Directions: From the data below, return all lines holding the string "name".
Start of Provided data
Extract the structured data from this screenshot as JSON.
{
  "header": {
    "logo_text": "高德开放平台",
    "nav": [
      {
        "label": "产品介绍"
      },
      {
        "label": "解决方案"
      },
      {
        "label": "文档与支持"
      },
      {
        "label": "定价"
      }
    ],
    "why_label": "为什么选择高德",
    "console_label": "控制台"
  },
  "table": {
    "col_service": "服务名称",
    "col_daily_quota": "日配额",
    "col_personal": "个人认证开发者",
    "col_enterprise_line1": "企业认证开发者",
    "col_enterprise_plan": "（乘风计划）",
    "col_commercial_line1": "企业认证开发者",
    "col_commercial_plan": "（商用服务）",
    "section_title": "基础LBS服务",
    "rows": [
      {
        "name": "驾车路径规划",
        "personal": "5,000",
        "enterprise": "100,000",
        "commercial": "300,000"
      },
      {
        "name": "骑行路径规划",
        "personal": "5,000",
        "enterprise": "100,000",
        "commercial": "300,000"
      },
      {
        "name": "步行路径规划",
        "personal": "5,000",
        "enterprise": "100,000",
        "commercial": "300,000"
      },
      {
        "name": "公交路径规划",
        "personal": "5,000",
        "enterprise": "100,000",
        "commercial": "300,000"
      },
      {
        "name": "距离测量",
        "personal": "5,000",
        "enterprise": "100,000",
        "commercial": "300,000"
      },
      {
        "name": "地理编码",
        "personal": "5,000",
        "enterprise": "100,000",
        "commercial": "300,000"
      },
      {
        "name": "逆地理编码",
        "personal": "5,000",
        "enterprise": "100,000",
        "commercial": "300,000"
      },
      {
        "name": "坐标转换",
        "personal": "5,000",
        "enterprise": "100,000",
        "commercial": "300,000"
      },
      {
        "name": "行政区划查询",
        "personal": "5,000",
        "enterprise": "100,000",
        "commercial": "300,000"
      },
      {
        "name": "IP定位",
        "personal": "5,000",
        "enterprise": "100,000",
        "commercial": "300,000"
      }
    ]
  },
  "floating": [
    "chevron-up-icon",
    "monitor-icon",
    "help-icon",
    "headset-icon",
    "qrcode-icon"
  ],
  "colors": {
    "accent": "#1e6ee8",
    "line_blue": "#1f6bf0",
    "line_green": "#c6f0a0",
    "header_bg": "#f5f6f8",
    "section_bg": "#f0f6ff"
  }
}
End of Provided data
Exercise output:
        "name": "驾车路径规划",
        "name": "骑行路径规划",
        "name": "步行路径规划",
        "name": "公交路径规划",
        "name": "距离测量",
        "name": "地理编码",
        "name": "逆地理编码",
        "name": "坐标转换",
        "name": "行政区划查询",
        "name": "IP定位",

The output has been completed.